Susceptibility – Bandicoots, kangaroos and wallabies appear to be susceptible until they acquire immunity, probably by exposure to repeated attacks from the immature stages of the tick.
Recovery – Recovery appears to be higher in cats and goats than in dogs. Animals do recover from tick poisoning with proper treatment.
Immunity – After an infestation from ticks, an animal that has recovered usually retains immunity for about 3-4 weeks, particularly if serum has been administered. Ticks must repeatedly feed on animal for immunity to be retained.
Location of ticks – Ticks are found mostly on the forequarters, especially the head and neck region. Some difficult, yet faoured, areas for attachment are the mouth, ears eye surrounds, base of tail and anus. The animal can usually remove them itself from other parts of its body.
Seasonal abundance – Ticks are usually more abundant in the August-March period, but weather conditions play an important role. Although numbers decline in winter, animal inspection must not be neglected at this time.

Tick dispersal – Tick may be transferred from vegetation on such things as clothing and oicnic rugs, as well as animal fur. Ticks do not jump; they merly adhere to the body or legs of a passing animals.

“There are various health issues related to ticks and we wouldn’t advise anyone to postpone a treatment after seeing evidence of ticks on your property. They can have severe negative effects on young children and pets or even adults in the case of paralysis. Talk to us today  on 0417 251 911 and we’ll be happy to quote you or advise you with regards to an appropriate treatment.”


Ticks have their head, thorax and abdomen fused into one region and in this way may be distinguished from spiders. They have four pairs of legs in the adult stage, although, like mites, the immature forms have three pairs. Ticks may cause the death of warm-blooded animals by introducing toxins into the bloodstream, or cause non-fatal infections.

There are many species of ticks, and their identification is usually a task for the specialist. General entomologists mostly refer ticks to a specialist, except in cases of better-known species.

The brown dog tick, Rhipicephalus sanguineus, is an introduced species that has become established in Queensland and Northern New South Wales. In these areas, it is the usual tick on dogs, but it can also be found on cats, sheep, cattle, horses and humans. In Queensland, it is blamed for transmitting ‘Q fever’ – a typhus disease.
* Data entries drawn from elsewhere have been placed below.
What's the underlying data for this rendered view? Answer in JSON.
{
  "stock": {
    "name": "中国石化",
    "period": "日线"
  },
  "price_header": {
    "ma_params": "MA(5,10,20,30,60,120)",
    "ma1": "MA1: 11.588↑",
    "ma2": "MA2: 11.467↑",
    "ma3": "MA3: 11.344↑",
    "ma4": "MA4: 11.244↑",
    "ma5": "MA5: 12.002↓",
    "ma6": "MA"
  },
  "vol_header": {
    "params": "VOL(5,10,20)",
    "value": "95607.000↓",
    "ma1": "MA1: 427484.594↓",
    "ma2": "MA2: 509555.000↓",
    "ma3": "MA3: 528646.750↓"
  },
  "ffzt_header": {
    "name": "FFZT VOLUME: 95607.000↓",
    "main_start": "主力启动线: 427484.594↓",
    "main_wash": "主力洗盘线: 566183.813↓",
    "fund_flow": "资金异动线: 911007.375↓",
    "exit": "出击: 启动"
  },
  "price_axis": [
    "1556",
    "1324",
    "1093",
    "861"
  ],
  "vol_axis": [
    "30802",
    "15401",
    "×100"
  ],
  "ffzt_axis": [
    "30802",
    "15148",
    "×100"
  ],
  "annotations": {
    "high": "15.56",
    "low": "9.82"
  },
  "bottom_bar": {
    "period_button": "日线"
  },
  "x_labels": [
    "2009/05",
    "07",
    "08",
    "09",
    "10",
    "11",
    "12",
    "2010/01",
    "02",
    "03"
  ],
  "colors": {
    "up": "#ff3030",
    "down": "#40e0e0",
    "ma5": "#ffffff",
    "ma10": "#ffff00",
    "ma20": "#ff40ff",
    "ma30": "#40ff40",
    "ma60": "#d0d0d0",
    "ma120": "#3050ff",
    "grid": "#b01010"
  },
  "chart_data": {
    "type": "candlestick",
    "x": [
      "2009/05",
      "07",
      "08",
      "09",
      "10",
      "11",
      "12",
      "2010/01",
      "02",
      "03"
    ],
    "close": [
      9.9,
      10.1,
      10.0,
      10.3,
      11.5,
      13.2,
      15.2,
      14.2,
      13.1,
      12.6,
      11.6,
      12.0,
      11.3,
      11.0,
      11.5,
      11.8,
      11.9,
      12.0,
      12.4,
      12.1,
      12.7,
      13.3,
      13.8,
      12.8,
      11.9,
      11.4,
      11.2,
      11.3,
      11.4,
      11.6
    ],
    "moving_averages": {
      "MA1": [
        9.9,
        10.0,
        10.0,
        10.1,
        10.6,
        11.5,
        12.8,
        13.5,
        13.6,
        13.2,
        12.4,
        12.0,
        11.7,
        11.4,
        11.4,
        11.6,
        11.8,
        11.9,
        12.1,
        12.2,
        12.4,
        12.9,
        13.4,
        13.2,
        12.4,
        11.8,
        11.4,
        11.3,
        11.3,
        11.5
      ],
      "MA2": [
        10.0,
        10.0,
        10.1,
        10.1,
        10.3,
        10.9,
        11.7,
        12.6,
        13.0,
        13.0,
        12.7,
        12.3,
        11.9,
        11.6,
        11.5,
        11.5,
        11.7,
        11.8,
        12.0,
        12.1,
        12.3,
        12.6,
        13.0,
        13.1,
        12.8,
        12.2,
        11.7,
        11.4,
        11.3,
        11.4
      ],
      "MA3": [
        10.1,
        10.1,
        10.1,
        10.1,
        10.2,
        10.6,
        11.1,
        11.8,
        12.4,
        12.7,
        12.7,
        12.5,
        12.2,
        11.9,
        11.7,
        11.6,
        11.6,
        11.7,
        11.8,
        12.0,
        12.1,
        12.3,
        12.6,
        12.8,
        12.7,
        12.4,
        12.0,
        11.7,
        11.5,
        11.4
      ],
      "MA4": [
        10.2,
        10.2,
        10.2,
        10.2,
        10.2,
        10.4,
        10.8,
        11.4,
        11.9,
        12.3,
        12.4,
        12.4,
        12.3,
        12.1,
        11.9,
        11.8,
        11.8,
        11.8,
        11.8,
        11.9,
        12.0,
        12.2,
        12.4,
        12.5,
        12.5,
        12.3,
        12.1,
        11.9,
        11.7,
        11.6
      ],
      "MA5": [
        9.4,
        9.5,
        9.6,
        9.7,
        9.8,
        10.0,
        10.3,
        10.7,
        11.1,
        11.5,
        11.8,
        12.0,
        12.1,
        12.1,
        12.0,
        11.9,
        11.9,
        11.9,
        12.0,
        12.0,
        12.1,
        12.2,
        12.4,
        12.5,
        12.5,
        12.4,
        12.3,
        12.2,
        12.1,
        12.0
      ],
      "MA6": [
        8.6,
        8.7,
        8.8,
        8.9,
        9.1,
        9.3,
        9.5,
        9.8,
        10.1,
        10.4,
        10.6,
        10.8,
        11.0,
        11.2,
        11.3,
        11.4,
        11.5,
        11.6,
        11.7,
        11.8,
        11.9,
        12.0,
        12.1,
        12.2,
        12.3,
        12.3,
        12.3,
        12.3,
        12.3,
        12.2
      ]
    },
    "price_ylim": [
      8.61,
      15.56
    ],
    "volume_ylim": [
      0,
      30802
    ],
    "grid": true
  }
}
The Australian paralysis tick is often encountered on animals and its life cycle is considered here in detail.

Australian paralysis tick (Ixodes holocyclus)
The Australian paralysis tick is distributed mainly along the eastern coast of Australia, from Queensland to Victoria. The species seems to be most abundant of the coastal plain.

As a result of the presence of the paralysis tick, poisoning kills many domestic animals, particularly cats and dogs, as well as causing discomfort and illness. Infrequently, this tick causes death to humans. Humans showing tick-poisoning symptoms should be referred to a doctor and, for animals suffering from tick poisoning, the services of a veterinary surgeon should be enlisted.

Developmental stages
The length of the lifecycle of the Australian paralysis tick varies and may, in some stages, be very protracted. There are four distinct developmental stages in this species – egg, larva, nymph and adult – and these are much the same for other species. Continuity of growth depends on the tick obtaining a blood meal to enable it to pass from one stage to another, and the adult female must have a blood meal for the protein that enables it to product eggs.

The adult male does not feed on blood and therefore does not become attached to an animal host and cause it distress. It may be distinguished from the female by the large shield or plate that covers its entire upper body surface. The adult female, in both the larval and nymphal stages, this plate only covers about one third of the upper body surface.

If you need help with these pests please call our office at 0417 251 911 or E-mail us at: bruce@a1pestcontrol.com.au